▶ Task to complete
Your answer should be every line with the word "value", copied from the data below.

Dataset rows describing interfaces

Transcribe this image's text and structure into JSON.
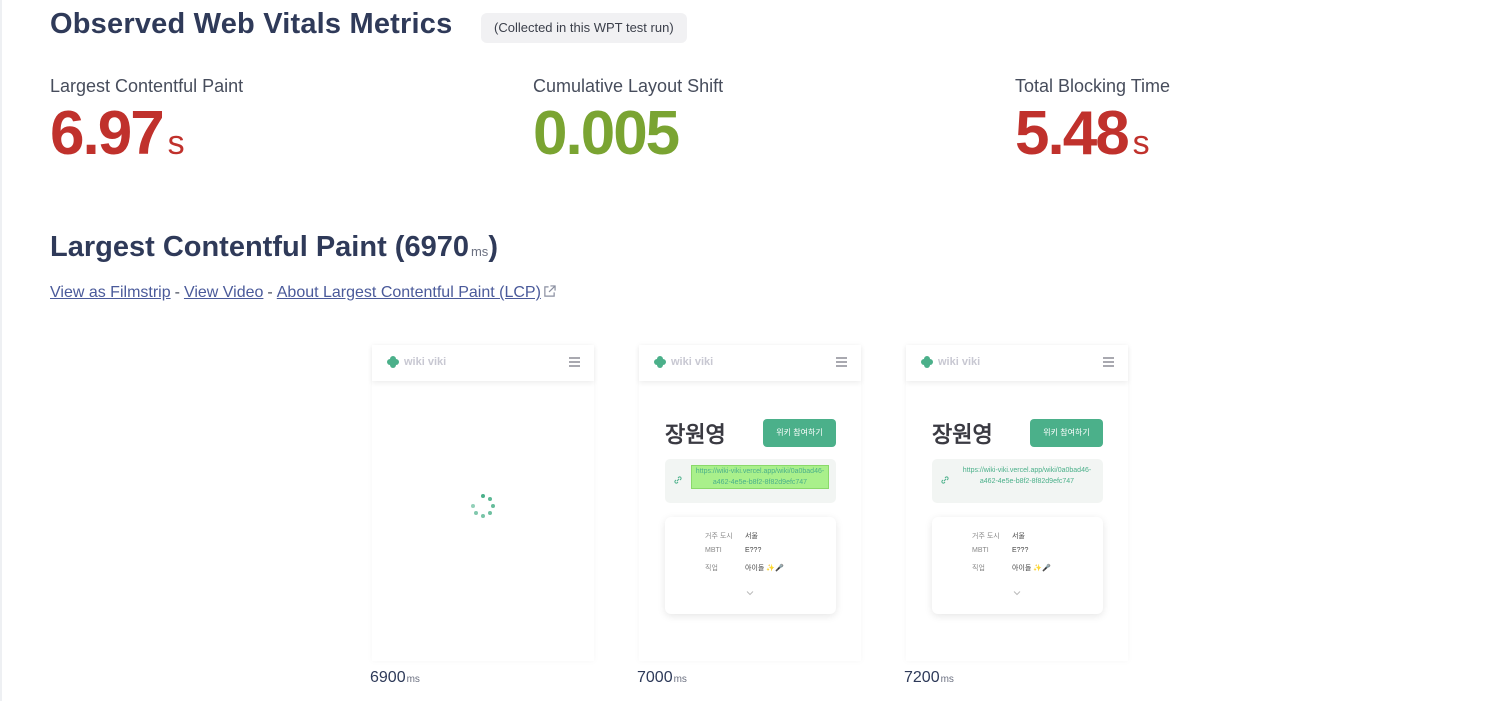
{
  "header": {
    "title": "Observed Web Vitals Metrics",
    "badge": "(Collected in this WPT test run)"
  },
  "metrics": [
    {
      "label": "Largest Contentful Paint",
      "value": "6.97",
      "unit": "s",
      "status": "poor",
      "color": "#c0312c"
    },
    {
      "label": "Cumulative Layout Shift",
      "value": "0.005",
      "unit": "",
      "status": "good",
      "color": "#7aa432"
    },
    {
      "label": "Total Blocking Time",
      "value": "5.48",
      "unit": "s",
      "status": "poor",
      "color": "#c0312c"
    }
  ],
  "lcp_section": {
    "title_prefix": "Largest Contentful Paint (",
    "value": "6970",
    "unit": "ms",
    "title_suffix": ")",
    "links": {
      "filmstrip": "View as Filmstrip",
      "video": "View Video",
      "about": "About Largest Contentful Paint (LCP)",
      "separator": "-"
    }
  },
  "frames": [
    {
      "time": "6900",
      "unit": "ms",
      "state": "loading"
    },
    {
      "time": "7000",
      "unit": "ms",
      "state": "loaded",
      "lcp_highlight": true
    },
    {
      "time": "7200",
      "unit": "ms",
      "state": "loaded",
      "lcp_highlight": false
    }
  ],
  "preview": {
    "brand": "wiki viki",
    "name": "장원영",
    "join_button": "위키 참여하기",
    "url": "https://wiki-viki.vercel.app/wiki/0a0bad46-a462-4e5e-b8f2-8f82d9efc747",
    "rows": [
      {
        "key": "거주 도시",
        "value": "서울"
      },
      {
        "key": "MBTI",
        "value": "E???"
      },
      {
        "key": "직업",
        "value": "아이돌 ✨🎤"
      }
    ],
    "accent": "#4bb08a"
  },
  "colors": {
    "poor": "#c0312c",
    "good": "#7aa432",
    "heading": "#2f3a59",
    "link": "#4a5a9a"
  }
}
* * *
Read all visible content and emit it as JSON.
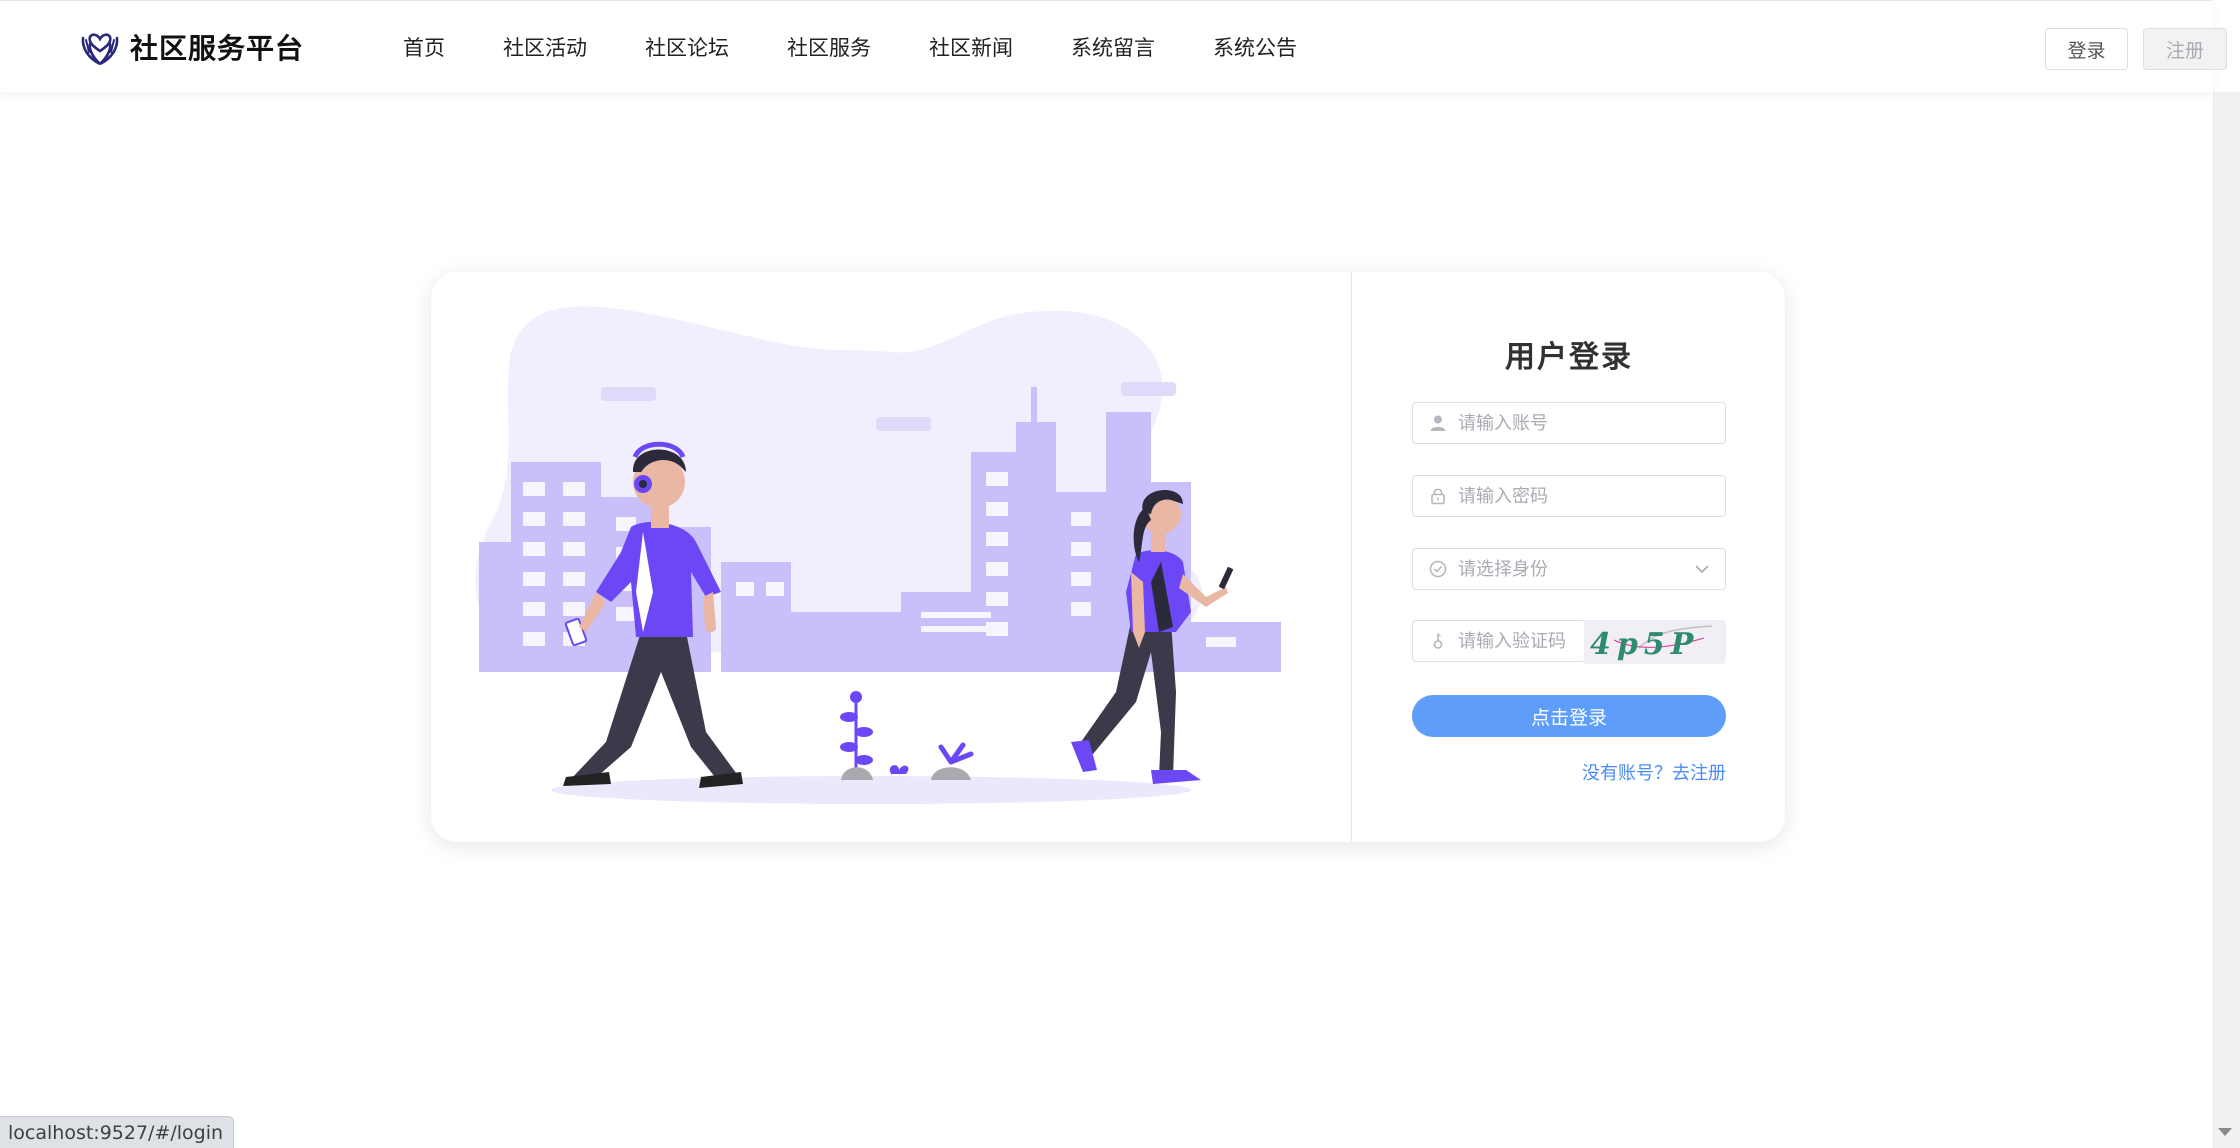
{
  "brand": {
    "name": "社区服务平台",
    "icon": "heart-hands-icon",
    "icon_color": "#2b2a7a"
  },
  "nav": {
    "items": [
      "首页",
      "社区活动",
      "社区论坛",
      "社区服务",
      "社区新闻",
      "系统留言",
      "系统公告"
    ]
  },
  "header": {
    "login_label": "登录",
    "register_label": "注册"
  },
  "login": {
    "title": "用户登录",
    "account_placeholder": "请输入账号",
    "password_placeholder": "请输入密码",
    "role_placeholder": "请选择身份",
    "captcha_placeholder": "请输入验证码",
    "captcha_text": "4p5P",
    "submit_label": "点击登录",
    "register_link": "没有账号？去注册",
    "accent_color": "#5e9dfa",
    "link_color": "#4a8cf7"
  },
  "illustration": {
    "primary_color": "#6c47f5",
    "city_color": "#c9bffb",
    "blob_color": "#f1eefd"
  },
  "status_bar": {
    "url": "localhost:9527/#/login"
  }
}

▶ Your solution
      "value": "6.97",
      "value": "0.005",
      "value": "5.48",
    "value": "6970",
        "value": "서울"
        "value": "E???"
        "value": "아이돌 ✨🎤"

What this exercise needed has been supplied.